ention The Pear Tree in Bevier and most people have either heard of it or have been there for a wonderful meal. But five miles away in Macon, there’s a delicious new branch of the tree that’s making its mark for the Abbadessa family. Owners Al and Michael Abbadessa opened AJ’s only a year ago. Al’s son, Michael, is no stranger to the restaurant business, as he once owned Bogey’s in Kirksville and managed the former Pear Tree Sub Stop in Macon. “We did a great lunch business there, but Subway’s got a lock on sub sandwiches, so it was difficult to compete, even if we did use higher-quality meats,” says Michael. “So I thought I’d open a place where we could just process and ship all of our Pear Tree salad dressings and croutons.” A nondescript building across the street from The Pear Tree Sub Stop caught Michael’s eye. So he took operations manager Cole Mitchell and chef Brenda Nanneman to look at the space. “Believe me, Michael saw the potential in the building, but we weren’t so sure,” says Cole. “But the plan quickly evolved from a processing facility to adding a bar and some tables so we could sell food in a casual setting. Soon AJ’s, named after Michael’s father, Albert James Abbadessa, was a reality.” AJ’s is a laidback version of The Pear Tree, with classic American grill choices. “We just give our food that great Pear Tree flavor people know and love,” says Michael. The décor is as informal as the menu, with barn wood and garage doors that open to an outside patio. Local signage fills the walls, including a section of the old Macon Drive-In sign. The clientele is diverse, too. “We get everyone from construction workers and college kids to business people and Pear Tree fanciers,” says the Macon Electric Cooperative member. Michael says the one thing Cole and Brenda demanded when opening the new restaurant was that they offer The Pear Tree’s most famous dish. Batter-dipped, specially seasoned onion rings have always been a staple at Abbadessa eateries. Founding father Al Abbadessa has been quoted as saying it takes “99 steps to make one order,” although Cole thinks they’ve cut that down a few steps in the 25 years The Pear Tree has been in business. “We buy 2,000 pounds of onions a week,” says the 37-year-old Cole, who started working at The Pear Tree when he was 16. “On Friday and Saturday, we have two people who bread onion rings all day long. We guarantee they’re fresh because we barely keep up.” While salads are only a small portion of the menu, they’re a favorite with locals due to the four gourmet

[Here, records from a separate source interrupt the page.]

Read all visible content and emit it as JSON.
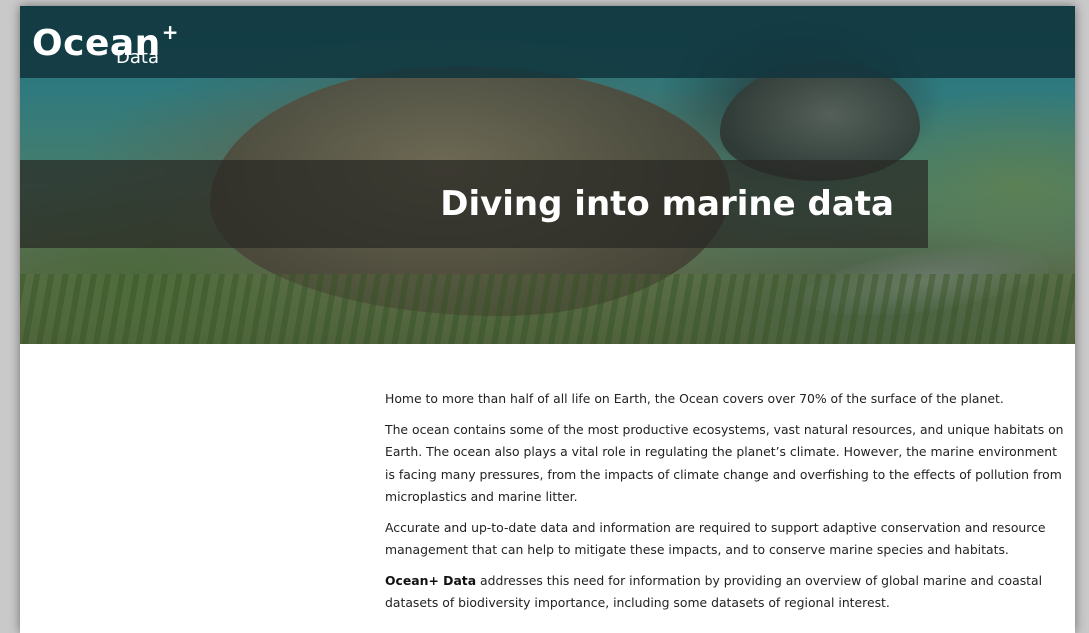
{
  "brand": {
    "name": "Ocean",
    "plus": "+",
    "sub": "Data"
  },
  "hero": {
    "title": "Diving into marine data"
  },
  "content": {
    "paragraphs": [
      "Home to more than half of all life on Earth, the Ocean covers over 70% of the surface of the planet.",
      "The ocean contains some of the most productive ecosystems, vast natural resources, and unique habitats on Earth. The ocean also plays a vital role in regulating the planet’s climate. However, the marine environment is facing many pressures, from the impacts of climate change and overfishing to the effects of pollution from microplastics and marine litter.",
      "Accurate and up-to-date data and information are required to support adaptive conservation and resource management that can help to mitigate these impacts, and to conserve marine species and habitats."
    ],
    "last": {
      "bold": "Ocean+ Data",
      "rest": " addresses this need for information by providing an overview of global marine and coastal datasets of biodiversity importance, including some datasets of regional interest."
    }
  },
  "colors": {
    "brand_bar": "#11363e",
    "title_band": "#282824",
    "text": "#222222",
    "background": "#ffffff"
  }
}
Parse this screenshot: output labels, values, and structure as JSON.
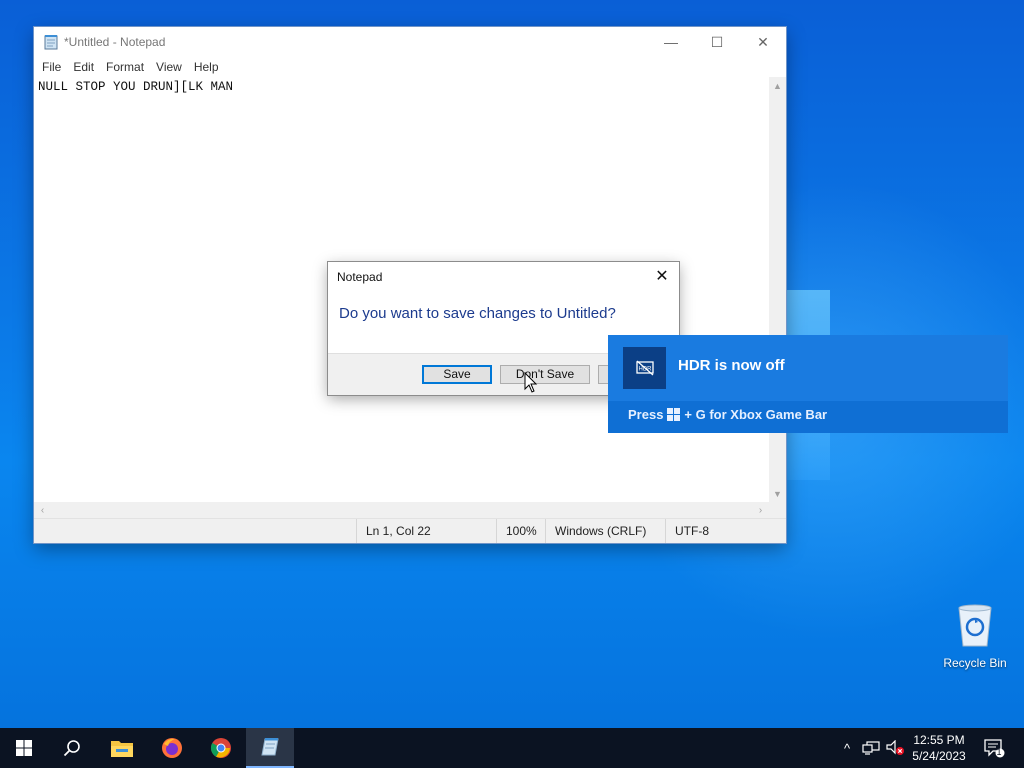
{
  "notepad": {
    "title": "*Untitled - Notepad",
    "window_controls": {
      "minimize": "—",
      "maximize": "☐",
      "close": "✕"
    },
    "menu": [
      "File",
      "Edit",
      "Format",
      "View",
      "Help"
    ],
    "content": "NULL STOP YOU DRUN][LK MAN",
    "status": {
      "position": "Ln 1, Col 22",
      "zoom": "100%",
      "line_ending": "Windows (CRLF)",
      "encoding": "UTF-8"
    }
  },
  "dialog": {
    "title": "Notepad",
    "close": "✕",
    "message": "Do you want to save changes to Untitled?",
    "buttons": {
      "save": "Save",
      "dont_save": "Don't Save",
      "cancel": ""
    }
  },
  "toast": {
    "title": "HDR is now off",
    "press": "Press",
    "shortcut": "+ G for Xbox Game Bar"
  },
  "desktop": {
    "recycle_bin_label": "Recycle Bin"
  },
  "taskbar": {
    "time": "12:55 PM",
    "date": "5/24/2023",
    "notification_count": "1",
    "tray_chevron": "^"
  }
}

by Heather Berry firstname.lastname@example.org
A delicious branch of The Pear Tree
photo by Jason Jenkins
Operations manager Cole Mitchell shares two dishes for which AJ’s is becoming famous: the delicious batter-dipped onion rings and the eight-patty DT Burger.
Specialties: Batter-dipped tenderloins, burgers made daily from fresh ground brisket, kickin’ chicken nachos, pizzas made from scratch, batter-dipped onion rings, homemade double-chocolate gooey butter cake with homemade vanilla ice cream or Butterfinger blaster pie.
Price: $5 to $15. Cash, checks and credit cards accepted. Details: Open Tuesday through Thursday, 10:30 a.m. to 9:30 p.m.; Friday and Saturday, 10:30 a.m. to 10 p.m., Sunday, 10:30 a.m. to 9 p.m. Seats 240. Non-smoking; full bar. Open year-round except for major holidays. Private party space available. Reservations requested for 10 or more but not required. Directions: Located at 1407 N. Missouri St. in Macon. Contact: 660-385-1500 or www.thepeartreerestaurant.com WWW.RURALMISSOURI.COOP
Table of Contents for the Digital Edition of Rural Missouri - February 2012
Rural Missouri - February 2012
Table of Contents
A plague of enmity
Out of the Way Eats
Hearth and Home
If the shoe fits
Rural Missouri - February 2012